The rising prevalence of obesity worldwide and its associated metabolic derangements, such as type 2 diabetes mellitus and cardiovascular disease, pose an enormous public health challenge. Dr. James Lo is a physician-scientist, specializing in cardiovascular medicine and directing a basic research lab. The primary focus of the lab is to investigate the molecular mechanisms of cardiometabolic diseases with the ultimate goal of developing novel treatments directed against them.

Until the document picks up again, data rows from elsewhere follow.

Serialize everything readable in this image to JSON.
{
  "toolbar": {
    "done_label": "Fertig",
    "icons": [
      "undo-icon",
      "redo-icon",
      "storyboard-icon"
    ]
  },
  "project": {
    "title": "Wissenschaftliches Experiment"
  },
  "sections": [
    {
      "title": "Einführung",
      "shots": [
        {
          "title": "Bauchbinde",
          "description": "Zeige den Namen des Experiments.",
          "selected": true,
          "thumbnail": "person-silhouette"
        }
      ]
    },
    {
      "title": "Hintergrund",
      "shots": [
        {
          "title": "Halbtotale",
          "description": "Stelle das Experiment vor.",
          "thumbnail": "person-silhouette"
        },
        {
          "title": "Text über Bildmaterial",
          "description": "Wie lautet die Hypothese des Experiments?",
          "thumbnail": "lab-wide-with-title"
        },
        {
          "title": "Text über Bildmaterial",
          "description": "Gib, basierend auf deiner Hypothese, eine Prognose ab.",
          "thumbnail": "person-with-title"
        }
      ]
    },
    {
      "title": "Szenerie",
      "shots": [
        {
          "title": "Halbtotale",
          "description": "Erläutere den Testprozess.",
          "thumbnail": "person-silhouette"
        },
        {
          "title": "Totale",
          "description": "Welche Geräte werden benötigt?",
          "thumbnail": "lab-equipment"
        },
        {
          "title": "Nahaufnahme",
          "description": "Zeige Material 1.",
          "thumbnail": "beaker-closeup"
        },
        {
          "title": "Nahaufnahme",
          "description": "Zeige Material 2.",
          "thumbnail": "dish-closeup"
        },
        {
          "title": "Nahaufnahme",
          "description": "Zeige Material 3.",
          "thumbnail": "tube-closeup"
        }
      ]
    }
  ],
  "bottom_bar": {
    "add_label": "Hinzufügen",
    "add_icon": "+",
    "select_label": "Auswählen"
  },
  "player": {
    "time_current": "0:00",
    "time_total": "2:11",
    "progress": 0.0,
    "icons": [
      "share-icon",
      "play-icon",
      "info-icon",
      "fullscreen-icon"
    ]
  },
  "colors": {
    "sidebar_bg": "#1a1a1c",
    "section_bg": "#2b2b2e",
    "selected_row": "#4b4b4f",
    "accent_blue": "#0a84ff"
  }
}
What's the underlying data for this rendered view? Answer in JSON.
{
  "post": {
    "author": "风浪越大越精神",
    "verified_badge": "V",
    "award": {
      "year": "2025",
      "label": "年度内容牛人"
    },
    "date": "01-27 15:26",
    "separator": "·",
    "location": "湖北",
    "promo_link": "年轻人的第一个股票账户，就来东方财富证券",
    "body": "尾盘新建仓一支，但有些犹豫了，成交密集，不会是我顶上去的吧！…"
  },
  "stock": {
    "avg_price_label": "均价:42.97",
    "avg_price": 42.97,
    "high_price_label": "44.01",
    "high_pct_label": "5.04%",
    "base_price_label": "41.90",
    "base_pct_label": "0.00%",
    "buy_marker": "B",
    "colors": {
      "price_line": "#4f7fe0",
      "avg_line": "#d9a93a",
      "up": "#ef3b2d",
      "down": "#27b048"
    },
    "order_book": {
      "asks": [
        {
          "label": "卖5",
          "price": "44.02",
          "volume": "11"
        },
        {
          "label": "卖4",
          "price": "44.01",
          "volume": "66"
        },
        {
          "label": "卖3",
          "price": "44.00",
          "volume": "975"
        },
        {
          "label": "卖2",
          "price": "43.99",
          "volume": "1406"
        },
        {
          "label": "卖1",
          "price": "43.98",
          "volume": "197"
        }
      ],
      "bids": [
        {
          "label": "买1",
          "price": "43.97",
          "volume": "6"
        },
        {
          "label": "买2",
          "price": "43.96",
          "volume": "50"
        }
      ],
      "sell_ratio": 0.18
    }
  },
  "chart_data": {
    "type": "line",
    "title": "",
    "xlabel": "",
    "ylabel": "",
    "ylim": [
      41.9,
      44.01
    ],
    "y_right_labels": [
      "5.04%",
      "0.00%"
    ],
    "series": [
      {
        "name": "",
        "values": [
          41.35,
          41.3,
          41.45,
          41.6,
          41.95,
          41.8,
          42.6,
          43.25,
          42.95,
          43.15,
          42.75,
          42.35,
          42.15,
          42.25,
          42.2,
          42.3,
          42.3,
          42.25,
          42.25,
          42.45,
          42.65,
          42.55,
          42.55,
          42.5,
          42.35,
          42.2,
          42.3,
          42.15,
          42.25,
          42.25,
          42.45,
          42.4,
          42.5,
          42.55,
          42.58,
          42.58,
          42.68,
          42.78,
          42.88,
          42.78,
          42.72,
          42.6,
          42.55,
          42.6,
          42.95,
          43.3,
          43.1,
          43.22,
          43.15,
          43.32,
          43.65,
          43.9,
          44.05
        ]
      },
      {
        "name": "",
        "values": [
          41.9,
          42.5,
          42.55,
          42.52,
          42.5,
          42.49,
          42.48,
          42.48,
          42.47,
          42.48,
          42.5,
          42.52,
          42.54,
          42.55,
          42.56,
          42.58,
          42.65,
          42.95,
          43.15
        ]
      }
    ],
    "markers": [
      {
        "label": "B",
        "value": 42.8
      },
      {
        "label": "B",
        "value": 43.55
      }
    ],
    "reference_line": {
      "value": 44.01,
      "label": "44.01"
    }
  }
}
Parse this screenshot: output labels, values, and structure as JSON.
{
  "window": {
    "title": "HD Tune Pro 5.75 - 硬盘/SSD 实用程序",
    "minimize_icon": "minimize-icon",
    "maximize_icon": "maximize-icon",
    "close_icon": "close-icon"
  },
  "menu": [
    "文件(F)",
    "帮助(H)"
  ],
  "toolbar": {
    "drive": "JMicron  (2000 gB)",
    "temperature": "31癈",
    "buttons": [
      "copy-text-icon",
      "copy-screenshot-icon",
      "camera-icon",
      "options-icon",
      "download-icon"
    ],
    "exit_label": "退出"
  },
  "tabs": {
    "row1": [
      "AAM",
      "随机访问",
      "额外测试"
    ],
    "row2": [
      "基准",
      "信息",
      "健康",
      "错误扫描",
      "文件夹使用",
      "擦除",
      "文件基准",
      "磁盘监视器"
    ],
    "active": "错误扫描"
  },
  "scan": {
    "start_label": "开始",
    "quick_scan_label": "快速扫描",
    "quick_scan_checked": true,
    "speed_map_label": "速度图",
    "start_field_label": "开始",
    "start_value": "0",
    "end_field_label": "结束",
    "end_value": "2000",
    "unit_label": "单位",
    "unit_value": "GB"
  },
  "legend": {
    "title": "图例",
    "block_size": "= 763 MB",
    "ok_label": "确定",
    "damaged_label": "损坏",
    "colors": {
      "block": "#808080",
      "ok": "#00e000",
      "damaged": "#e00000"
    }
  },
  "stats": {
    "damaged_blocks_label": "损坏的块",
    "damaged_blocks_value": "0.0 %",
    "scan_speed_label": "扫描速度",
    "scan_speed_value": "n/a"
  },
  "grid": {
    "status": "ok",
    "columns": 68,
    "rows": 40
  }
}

Recently, our work has led to the identification of adipsin as a critical molecular link connecting obesity and adipose tissue homeostasis to pancreatic beta cell function in type II diabetes. Adipsin, also known as complement factor D, is an adipokine secreted by adipocytes and is decreased in models of obesity and diabetes. We showed that C3a, a complement peptide downstream of adipsin is a novel insulin secretagogue, augmenting pancreatic beta cell function. Our study demonstrates that the adipsin/C3a pathway is critical for islet function under metabolic stress and suggests that manipulation of this pathway may represent a novel therapy for cardiometabolic diseases.
The Lo Laboratory is investigating the determinants of metabolic health using state-of-the-art molecular approaches. There are a number of different active projects available including some centered on mechanisms of cardiovascular disease, adipose biology and pancreatic islet function.